Monday, March 29, 2010

Fettling a Wooden Plane

My little coffin smoother has always been good at chamfering an edge.

But try to take a full-width pass on the edge of a board, and the blade would either pull through, resulting in a thick shaving, or be knocked loose completely.

The plane is such a little thing, you'd think it would be able to do its job. But it's the little things within the structure and fittings that prevent it from doing that.

I spent a wee bit of time with the wee plane today and finally got it to take the wispy shavings for which it was made.

If you're tweaking a plane, one thing to check is the flatness of the bed. I used a thin straightedge which revealed a high spot in the middle. A file removed it with ease.

Another thing to check is whether or not the blade is in contact with the bed and the wedge. One way to determine if everything is seated properly is by waving your blade over a candle, so that soot is deposited on both sides. Insert your blade and wedge, remove it, and the soot will show where the contact points are located.

Uniform contact points on all surfaces is the ideal goal. I had good contact along the outer edge of the wedge, but the middle was a little hollow. A file makes quick work of eliminating the sooty spots, so the middle of the wedge also contacts the blade.

The next thing I checked was the flatness of the sole by holding a straightedge and the plane up to a light to find the low spots.

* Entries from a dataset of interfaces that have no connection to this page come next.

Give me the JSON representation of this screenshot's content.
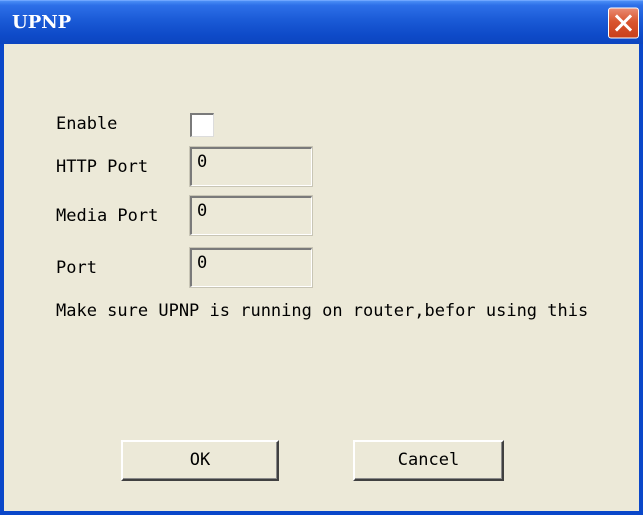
{
  "window": {
    "title": "UPNP",
    "close_label": "close"
  },
  "form": {
    "enable_label": "Enable",
    "enable_checked": false,
    "http_port_label": "HTTP Port",
    "http_port_value": "0",
    "media_port_label": "Media Port",
    "media_port_value": "0",
    "port_label": "Port",
    "port_value": "0",
    "note": "Make sure UPNP is running on router,befor using this"
  },
  "buttons": {
    "ok_label": "OK",
    "cancel_label": "Cancel"
  },
  "colors": {
    "titlebar": "#0a47c9",
    "background": "#ece9d8",
    "close_button": "#d9552f"
  },
  "icons": {
    "close": "close-icon"
  }
}
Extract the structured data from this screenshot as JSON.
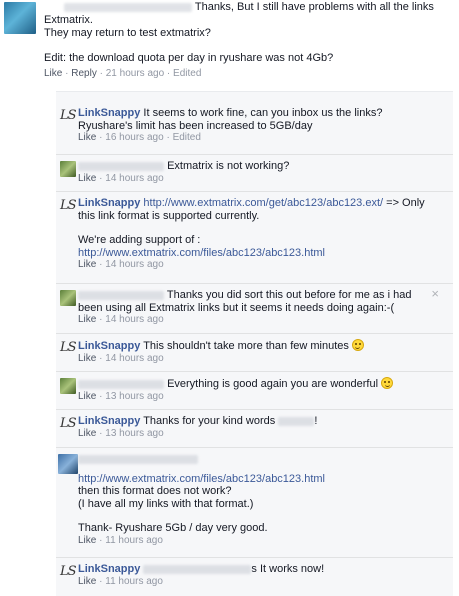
{
  "top_comment": {
    "text_line1": "Thanks, But I still have problems with all the links",
    "text_line2": "Extmatrix.",
    "text_line3": "They may return to test extmatrix?",
    "text_line4": "Edit: the download quota per day in ryushare was not 4Gb?",
    "like": "Like",
    "reply": "Reply",
    "time": "21 hours ago",
    "edited": "Edited"
  },
  "replies": [
    {
      "author": "LinkSnappy",
      "lines": [
        "It seems to work fine, can you inbox us the links?",
        "Ryushare's limit has been increased to 5GB/day"
      ],
      "like": "Like",
      "time": "16 hours ago",
      "edited": "Edited"
    },
    {
      "lines": [
        "Extmatrix is not working?"
      ],
      "like": "Like",
      "time": "14 hours ago"
    },
    {
      "author": "LinkSnappy",
      "link1": "http://www.extmatrix.com/get/abc123/abc123.ext/",
      "after_link1": "=> Only",
      "line2": "this link format is supported currently.",
      "line3": "We're adding support of :",
      "link2": "http://www.extmatrix.com/files/abc123/abc123.html",
      "like": "Like",
      "time": "14 hours ago"
    },
    {
      "lines": [
        "Thanks you did sort this out before for me as i had",
        "been using all Extmatrix links but it seems it needs doing again:-("
      ],
      "like": "Like",
      "time": "14 hours ago",
      "close": "×"
    },
    {
      "author": "LinkSnappy",
      "lines": [
        "This shouldn't take more than few minutes"
      ],
      "like": "Like",
      "time": "14 hours ago"
    },
    {
      "lines": [
        "Everything is good again you are wonderful"
      ],
      "like": "Like",
      "time": "13 hours ago"
    },
    {
      "author": "LinkSnappy",
      "lines": [
        "Thanks for your kind words",
        "!"
      ],
      "like": "Like",
      "time": "13 hours ago"
    },
    {
      "link": "http://www.extmatrix.com/files/abc123/abc123.html",
      "lines": [
        "then this format does not work?",
        "(I have all my links with that format.)",
        "Thank- Ryushare 5Gb / day very good."
      ],
      "like": "Like",
      "time": "11 hours ago"
    },
    {
      "author": "LinkSnappy",
      "lines": [
        "s It works now!"
      ],
      "like": "Like",
      "time": "11 hours ago"
    }
  ],
  "logo_text": "LS",
  "separator": "·"
}
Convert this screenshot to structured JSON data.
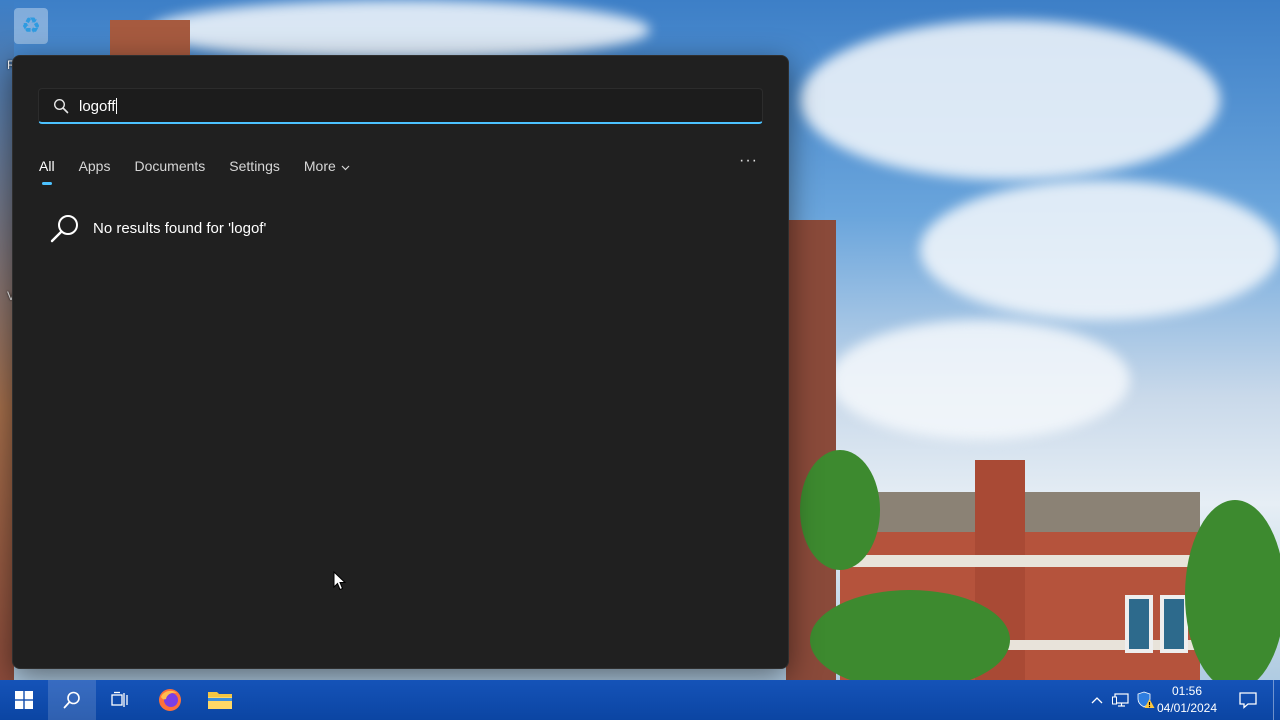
{
  "search": {
    "query": "logoff"
  },
  "tabs": [
    {
      "label": "All",
      "active": true
    },
    {
      "label": "Apps",
      "active": false
    },
    {
      "label": "Documents",
      "active": false
    },
    {
      "label": "Settings",
      "active": false
    },
    {
      "label": "More",
      "active": false
    }
  ],
  "more_options_label": "···",
  "results": {
    "message": "No results found for 'logof'"
  },
  "desktop": {
    "icon_letters": [
      "R",
      "V"
    ]
  },
  "taskbar": {
    "items": [
      {
        "name": "start-button",
        "icon": "windows-logo-icon"
      },
      {
        "name": "search-button",
        "icon": "search-icon"
      },
      {
        "name": "task-view-button",
        "icon": "task-view-icon"
      },
      {
        "name": "firefox-button",
        "icon": "firefox-icon"
      },
      {
        "name": "file-explorer-button",
        "icon": "folder-icon"
      }
    ],
    "clock": {
      "time": "01:56",
      "date": "04/01/2024"
    }
  },
  "colors": {
    "accent": "#4cc2ff",
    "panel_bg": "#202020",
    "taskbar_bg": "#0c47a1"
  }
}
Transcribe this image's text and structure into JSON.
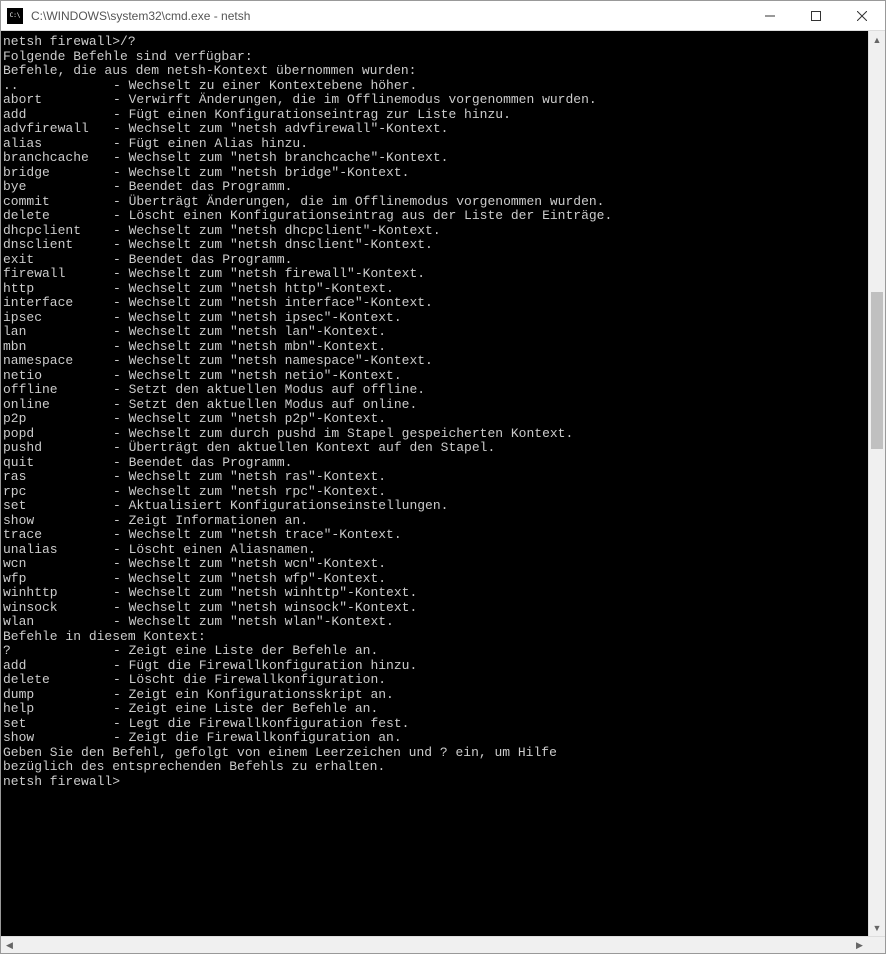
{
  "window": {
    "title": "C:\\WINDOWS\\system32\\cmd.exe - netsh"
  },
  "terminal": {
    "blank_top": "",
    "prompt_with_cmd": "netsh firewall>/?",
    "blank_after_prompt": "",
    "header1": "Folgende Befehle sind verfügbar:",
    "blank2": "",
    "header2": "Befehle, die aus dem netsh-Kontext übernommen wurden:",
    "inherited_commands": [
      {
        "cmd": "..",
        "desc": "- Wechselt zu einer Kontextebene höher."
      },
      {
        "cmd": "abort",
        "desc": "- Verwirft Änderungen, die im Offlinemodus vorgenommen wurden."
      },
      {
        "cmd": "add",
        "desc": "- Fügt einen Konfigurationseintrag zur Liste hinzu."
      },
      {
        "cmd": "advfirewall",
        "desc": "- Wechselt zum \"netsh advfirewall\"-Kontext."
      },
      {
        "cmd": "alias",
        "desc": "- Fügt einen Alias hinzu."
      },
      {
        "cmd": "branchcache",
        "desc": "- Wechselt zum \"netsh branchcache\"-Kontext."
      },
      {
        "cmd": "bridge",
        "desc": "- Wechselt zum \"netsh bridge\"-Kontext."
      },
      {
        "cmd": "bye",
        "desc": "- Beendet das Programm."
      },
      {
        "cmd": "commit",
        "desc": "- Überträgt Änderungen, die im Offlinemodus vorgenommen wurden."
      },
      {
        "cmd": "delete",
        "desc": "- Löscht einen Konfigurationseintrag aus der Liste der Einträge."
      },
      {
        "cmd": "dhcpclient",
        "desc": "- Wechselt zum \"netsh dhcpclient\"-Kontext."
      },
      {
        "cmd": "dnsclient",
        "desc": "- Wechselt zum \"netsh dnsclient\"-Kontext."
      },
      {
        "cmd": "exit",
        "desc": "- Beendet das Programm."
      },
      {
        "cmd": "firewall",
        "desc": "- Wechselt zum \"netsh firewall\"-Kontext."
      },
      {
        "cmd": "http",
        "desc": "- Wechselt zum \"netsh http\"-Kontext."
      },
      {
        "cmd": "interface",
        "desc": "- Wechselt zum \"netsh interface\"-Kontext."
      },
      {
        "cmd": "ipsec",
        "desc": "- Wechselt zum \"netsh ipsec\"-Kontext."
      },
      {
        "cmd": "lan",
        "desc": "- Wechselt zum \"netsh lan\"-Kontext."
      },
      {
        "cmd": "mbn",
        "desc": "- Wechselt zum \"netsh mbn\"-Kontext."
      },
      {
        "cmd": "namespace",
        "desc": "- Wechselt zum \"netsh namespace\"-Kontext."
      },
      {
        "cmd": "netio",
        "desc": "- Wechselt zum \"netsh netio\"-Kontext."
      },
      {
        "cmd": "offline",
        "desc": "- Setzt den aktuellen Modus auf offline."
      },
      {
        "cmd": "online",
        "desc": "- Setzt den aktuellen Modus auf online."
      },
      {
        "cmd": "p2p",
        "desc": "- Wechselt zum \"netsh p2p\"-Kontext."
      },
      {
        "cmd": "popd",
        "desc": "- Wechselt zum durch pushd im Stapel gespeicherten Kontext."
      },
      {
        "cmd": "pushd",
        "desc": "- Überträgt den aktuellen Kontext auf den Stapel."
      },
      {
        "cmd": "quit",
        "desc": "- Beendet das Programm."
      },
      {
        "cmd": "ras",
        "desc": "- Wechselt zum \"netsh ras\"-Kontext."
      },
      {
        "cmd": "rpc",
        "desc": "- Wechselt zum \"netsh rpc\"-Kontext."
      },
      {
        "cmd": "set",
        "desc": "- Aktualisiert Konfigurationseinstellungen."
      },
      {
        "cmd": "show",
        "desc": "- Zeigt Informationen an."
      },
      {
        "cmd": "trace",
        "desc": "- Wechselt zum \"netsh trace\"-Kontext."
      },
      {
        "cmd": "unalias",
        "desc": "- Löscht einen Aliasnamen."
      },
      {
        "cmd": "wcn",
        "desc": "- Wechselt zum \"netsh wcn\"-Kontext."
      },
      {
        "cmd": "wfp",
        "desc": "- Wechselt zum \"netsh wfp\"-Kontext."
      },
      {
        "cmd": "winhttp",
        "desc": "- Wechselt zum \"netsh winhttp\"-Kontext."
      },
      {
        "cmd": "winsock",
        "desc": "- Wechselt zum \"netsh winsock\"-Kontext."
      },
      {
        "cmd": "wlan",
        "desc": "- Wechselt zum \"netsh wlan\"-Kontext."
      }
    ],
    "blank3": "",
    "header3": "Befehle in diesem Kontext:",
    "context_commands": [
      {
        "cmd": "?",
        "desc": "- Zeigt eine Liste der Befehle an."
      },
      {
        "cmd": "add",
        "desc": "- Fügt die Firewallkonfiguration hinzu."
      },
      {
        "cmd": "delete",
        "desc": "- Löscht die Firewallkonfiguration."
      },
      {
        "cmd": "dump",
        "desc": "- Zeigt ein Konfigurationsskript an."
      },
      {
        "cmd": "help",
        "desc": "- Zeigt eine Liste der Befehle an."
      },
      {
        "cmd": "set",
        "desc": "- Legt die Firewallkonfiguration fest."
      },
      {
        "cmd": "show",
        "desc": "- Zeigt die Firewallkonfiguration an."
      }
    ],
    "blank4": "",
    "hint1": "Geben Sie den Befehl, gefolgt von einem Leerzeichen und ? ein, um Hilfe",
    "hint2": "bezüglich des entsprechenden Befehls zu erhalten.",
    "blank5": "",
    "prompt_end": "netsh firewall>"
  }
}
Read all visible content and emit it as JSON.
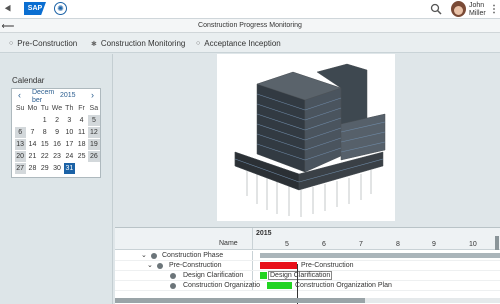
{
  "header": {
    "logo": "SAP",
    "user_name_first": "John",
    "user_name_last": "Miller",
    "icons": [
      "back-arrow",
      "globe-icon",
      "search-icon",
      "more-icon"
    ]
  },
  "subheader": {
    "title": "Construction Progress Monitoring"
  },
  "tabs": [
    {
      "label": "Pre-Construction",
      "marker": "○",
      "active": false
    },
    {
      "label": "Construction Monitoring",
      "marker": "✱",
      "active": true
    },
    {
      "label": "Acceptance Inception",
      "marker": "○",
      "active": false
    }
  ],
  "calendar": {
    "section_label": "Calendar",
    "month_top": "Decem",
    "month_bottom": "ber",
    "year": "2015",
    "prev": "‹",
    "next": "›",
    "weekdays": [
      "Su",
      "Mo",
      "Tu",
      "We",
      "Th",
      "Fr",
      "Sa"
    ],
    "selected_day": "31",
    "colors": {
      "selected": "#1b62a6",
      "weekend": "#d3d8db"
    }
  },
  "gantt": {
    "year": "2015",
    "name_header": "Name",
    "columns": [
      "5",
      "6",
      "7",
      "8",
      "9",
      "10"
    ],
    "rows": [
      {
        "label": "Construction Phase",
        "bar_label": "",
        "bar_color": "#aab5ba"
      },
      {
        "label": "Pre-Construction",
        "bar_label": "Pre-Construction",
        "bar_color": "#e8101a"
      },
      {
        "label": "Design Clarification",
        "bar_label": "Design Clarification",
        "bar_color": "#22d422"
      },
      {
        "label": "Construction Organizatio",
        "bar_label": "Construction Organization Plan",
        "bar_color": "#22d422"
      }
    ]
  }
}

The entire sole doesn't need to be flat, but if you're fixing up a wooden plane, you might as well make it so, since it's easy to do.

Slide the blade and wedge into your plane, but retract the blade a bit so it's protected. Tap it in place. Then rub the sole on a sheet of sandpaper that's clamped to a known-flat surface, like a table saw. The scuff marks from the sandpaper will tell you when it's flat.

If your wedge is still not holding your blade in place, try a trick that Jim Leamy taught me. Lay a file on the arms of your wedge and tap it with a mallet. The impression left by the file roughens up the surface, giving the wedge more gripping power.

The last thing I did was use my small mallet to seat the wedge. I had been using finger pressure only, but the mallet gave the wedge just enough of a push to provide the results I was hoping for.

Finally, the plane is finished.....until next season when the wood moves again. heh.